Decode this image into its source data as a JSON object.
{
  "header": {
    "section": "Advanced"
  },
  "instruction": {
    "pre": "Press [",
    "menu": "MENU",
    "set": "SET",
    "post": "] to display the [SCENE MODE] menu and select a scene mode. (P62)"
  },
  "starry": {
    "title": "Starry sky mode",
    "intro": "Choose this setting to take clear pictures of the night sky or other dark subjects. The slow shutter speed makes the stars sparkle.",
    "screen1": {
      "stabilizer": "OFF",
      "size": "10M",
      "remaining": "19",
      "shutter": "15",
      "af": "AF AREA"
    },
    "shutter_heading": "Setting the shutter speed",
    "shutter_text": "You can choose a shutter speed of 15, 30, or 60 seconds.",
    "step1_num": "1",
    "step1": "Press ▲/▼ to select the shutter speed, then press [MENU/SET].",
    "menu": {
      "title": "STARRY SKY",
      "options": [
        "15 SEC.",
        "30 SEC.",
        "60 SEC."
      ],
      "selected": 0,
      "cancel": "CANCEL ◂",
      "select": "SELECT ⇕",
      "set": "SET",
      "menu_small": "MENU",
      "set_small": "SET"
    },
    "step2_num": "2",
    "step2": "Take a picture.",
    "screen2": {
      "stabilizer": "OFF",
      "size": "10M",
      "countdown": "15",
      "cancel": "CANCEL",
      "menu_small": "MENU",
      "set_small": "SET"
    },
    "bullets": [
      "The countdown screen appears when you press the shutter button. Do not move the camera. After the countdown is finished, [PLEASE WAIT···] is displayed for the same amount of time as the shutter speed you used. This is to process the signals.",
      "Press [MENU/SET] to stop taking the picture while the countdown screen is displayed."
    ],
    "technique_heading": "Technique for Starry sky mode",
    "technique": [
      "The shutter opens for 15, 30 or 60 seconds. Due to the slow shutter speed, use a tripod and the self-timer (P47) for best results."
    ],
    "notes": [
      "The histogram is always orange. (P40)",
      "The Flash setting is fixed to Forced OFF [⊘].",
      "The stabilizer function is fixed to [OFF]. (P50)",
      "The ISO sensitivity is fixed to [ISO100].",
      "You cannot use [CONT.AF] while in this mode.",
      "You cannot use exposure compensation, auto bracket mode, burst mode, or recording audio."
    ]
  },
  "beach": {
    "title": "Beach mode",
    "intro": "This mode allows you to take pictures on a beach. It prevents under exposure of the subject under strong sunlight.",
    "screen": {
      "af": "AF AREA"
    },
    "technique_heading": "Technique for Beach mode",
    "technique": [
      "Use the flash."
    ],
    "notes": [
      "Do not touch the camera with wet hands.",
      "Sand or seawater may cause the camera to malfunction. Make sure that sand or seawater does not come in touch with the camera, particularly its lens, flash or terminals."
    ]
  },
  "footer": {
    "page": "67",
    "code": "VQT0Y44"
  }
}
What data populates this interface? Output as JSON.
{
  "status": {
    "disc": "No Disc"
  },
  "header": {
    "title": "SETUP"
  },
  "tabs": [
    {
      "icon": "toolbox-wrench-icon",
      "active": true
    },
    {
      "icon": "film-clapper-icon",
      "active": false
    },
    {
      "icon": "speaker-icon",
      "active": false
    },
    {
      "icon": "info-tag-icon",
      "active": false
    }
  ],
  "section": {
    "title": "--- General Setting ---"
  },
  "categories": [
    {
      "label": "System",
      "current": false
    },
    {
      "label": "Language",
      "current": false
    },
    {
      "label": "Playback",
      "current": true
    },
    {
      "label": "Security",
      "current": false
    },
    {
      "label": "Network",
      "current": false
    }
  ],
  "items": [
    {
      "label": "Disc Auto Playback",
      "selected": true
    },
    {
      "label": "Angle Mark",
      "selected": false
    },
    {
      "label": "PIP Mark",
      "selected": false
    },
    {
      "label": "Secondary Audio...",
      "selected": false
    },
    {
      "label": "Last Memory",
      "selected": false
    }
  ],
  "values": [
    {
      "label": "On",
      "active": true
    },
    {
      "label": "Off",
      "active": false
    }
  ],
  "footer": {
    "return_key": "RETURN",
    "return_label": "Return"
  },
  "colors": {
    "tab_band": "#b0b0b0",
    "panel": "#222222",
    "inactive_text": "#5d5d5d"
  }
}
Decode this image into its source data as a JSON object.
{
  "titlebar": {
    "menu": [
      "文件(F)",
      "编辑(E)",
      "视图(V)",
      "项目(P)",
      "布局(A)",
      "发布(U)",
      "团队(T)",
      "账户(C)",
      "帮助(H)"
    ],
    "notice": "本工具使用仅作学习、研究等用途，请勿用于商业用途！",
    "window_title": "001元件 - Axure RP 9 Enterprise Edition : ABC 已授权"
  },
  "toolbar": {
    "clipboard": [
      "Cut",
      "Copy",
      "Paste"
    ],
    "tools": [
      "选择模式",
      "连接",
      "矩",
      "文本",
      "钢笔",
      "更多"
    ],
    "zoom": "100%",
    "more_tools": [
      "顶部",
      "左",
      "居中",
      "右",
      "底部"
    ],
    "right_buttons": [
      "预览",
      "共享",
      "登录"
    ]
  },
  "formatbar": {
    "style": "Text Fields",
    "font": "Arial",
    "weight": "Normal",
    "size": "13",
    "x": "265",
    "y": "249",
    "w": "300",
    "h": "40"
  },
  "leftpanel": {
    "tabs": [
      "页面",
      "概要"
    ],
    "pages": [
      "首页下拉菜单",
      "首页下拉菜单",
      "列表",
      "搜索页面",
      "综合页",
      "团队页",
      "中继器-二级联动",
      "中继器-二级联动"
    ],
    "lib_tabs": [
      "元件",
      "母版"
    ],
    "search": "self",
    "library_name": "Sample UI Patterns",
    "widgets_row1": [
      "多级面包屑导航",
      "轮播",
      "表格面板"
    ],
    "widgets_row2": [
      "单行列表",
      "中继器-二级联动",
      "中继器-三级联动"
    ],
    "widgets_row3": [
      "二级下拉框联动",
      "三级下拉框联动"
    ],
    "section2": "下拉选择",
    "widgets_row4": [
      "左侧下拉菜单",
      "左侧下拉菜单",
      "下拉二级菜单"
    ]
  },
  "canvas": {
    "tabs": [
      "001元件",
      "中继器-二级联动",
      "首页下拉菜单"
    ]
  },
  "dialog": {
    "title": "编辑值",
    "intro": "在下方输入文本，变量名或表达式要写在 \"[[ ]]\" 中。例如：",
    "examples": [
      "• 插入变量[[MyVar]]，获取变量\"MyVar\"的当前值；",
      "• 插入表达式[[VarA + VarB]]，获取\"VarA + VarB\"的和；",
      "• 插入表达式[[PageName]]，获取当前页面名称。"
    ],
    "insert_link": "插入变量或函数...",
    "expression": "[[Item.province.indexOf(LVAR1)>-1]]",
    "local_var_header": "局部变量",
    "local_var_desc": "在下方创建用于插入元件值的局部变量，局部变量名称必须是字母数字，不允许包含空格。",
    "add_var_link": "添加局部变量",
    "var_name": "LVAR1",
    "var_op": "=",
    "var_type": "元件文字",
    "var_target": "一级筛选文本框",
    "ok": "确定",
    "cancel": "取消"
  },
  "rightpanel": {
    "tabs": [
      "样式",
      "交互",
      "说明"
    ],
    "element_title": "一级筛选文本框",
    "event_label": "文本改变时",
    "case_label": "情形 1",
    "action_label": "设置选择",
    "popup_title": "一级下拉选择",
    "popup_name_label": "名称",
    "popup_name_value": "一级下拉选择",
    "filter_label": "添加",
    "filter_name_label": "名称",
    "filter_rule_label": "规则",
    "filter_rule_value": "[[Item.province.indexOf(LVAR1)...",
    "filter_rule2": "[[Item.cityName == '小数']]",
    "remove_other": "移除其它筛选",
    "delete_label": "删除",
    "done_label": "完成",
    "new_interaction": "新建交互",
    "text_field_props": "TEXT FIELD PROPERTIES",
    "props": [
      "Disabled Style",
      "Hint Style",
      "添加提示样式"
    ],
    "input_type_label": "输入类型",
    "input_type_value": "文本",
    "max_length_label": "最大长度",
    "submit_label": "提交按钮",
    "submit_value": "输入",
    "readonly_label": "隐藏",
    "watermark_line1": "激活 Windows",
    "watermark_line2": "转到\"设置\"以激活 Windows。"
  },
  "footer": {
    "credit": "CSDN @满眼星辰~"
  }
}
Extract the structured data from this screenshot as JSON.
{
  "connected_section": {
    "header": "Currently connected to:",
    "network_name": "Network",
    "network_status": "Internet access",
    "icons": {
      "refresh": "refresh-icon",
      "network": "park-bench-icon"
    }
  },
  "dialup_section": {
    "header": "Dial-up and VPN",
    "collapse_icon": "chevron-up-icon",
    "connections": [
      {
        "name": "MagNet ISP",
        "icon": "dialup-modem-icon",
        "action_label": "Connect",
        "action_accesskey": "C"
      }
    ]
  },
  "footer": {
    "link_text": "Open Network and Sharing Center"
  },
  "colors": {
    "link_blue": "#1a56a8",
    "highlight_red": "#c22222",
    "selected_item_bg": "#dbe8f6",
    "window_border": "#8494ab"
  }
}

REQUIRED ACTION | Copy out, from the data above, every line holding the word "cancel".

WRITTEN SOLUTION |
      "cancel": "CANCEL ◂",
      "cancel": "CANCEL",
    "cancel": "取消"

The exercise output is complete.